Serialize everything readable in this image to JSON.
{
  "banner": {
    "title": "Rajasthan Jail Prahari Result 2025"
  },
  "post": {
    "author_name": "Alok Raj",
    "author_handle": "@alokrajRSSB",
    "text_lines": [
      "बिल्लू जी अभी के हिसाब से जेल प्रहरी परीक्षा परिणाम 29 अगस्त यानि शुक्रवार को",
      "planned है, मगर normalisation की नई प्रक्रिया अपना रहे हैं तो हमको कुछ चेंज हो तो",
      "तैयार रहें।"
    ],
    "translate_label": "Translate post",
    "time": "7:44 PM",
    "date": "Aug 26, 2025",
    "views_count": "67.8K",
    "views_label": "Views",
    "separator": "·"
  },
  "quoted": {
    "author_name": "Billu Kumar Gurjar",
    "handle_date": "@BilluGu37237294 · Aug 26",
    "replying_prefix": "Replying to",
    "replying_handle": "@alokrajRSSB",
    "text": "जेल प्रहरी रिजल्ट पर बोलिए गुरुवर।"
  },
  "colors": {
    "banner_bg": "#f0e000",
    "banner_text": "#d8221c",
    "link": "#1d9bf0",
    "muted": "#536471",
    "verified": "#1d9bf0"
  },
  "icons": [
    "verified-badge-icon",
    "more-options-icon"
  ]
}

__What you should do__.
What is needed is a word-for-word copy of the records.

__Task solution__.
Serialize everything readable in this image to JSON.
{
  "banner": {
    "title": "Rajasthan Jail Prahari Result 2025"
  },
  "post": {
    "author_name": "Alok Raj",
    "author_handle": "@alokrajRSSB",
    "text_lines": [
      "बिल्लू जी अभी के हिसाब से जेल प्रहरी परीक्षा परिणाम 29 अगस्त यानि शुक्रवार को",
      "planned है, मगर normalisation की नई प्रक्रिया अपना रहे हैं तो हमको कुछ चेंज हो तो",
      "तैयार रहें।"
    ],
    "translate_label": "Translate post",
    "time": "7:44 PM",
    "date": "Aug 26, 2025",
    "views_count": "67.8K",
    "views_label": "Views",
    "separator": "·"
  },
  "quoted": {
    "author_name": "Billu Kumar Gurjar",
    "handle_date": "@BilluGu37237294 · Aug 26",
    "replying_prefix": "Replying to",
    "replying_handle": "@alokrajRSSB",
    "text": "जेल प्रहरी रिजल्ट पर बोलिए गुरुवर।"
  },
  "colors": {
    "banner_bg": "#f0e000",
    "banner_text": "#d8221c",
    "link": "#1d9bf0",
    "muted": "#536471",
    "verified": "#1d9bf0"
  },
  "icons": [
    "verified-badge-icon",
    "more-options-icon"
  ]
}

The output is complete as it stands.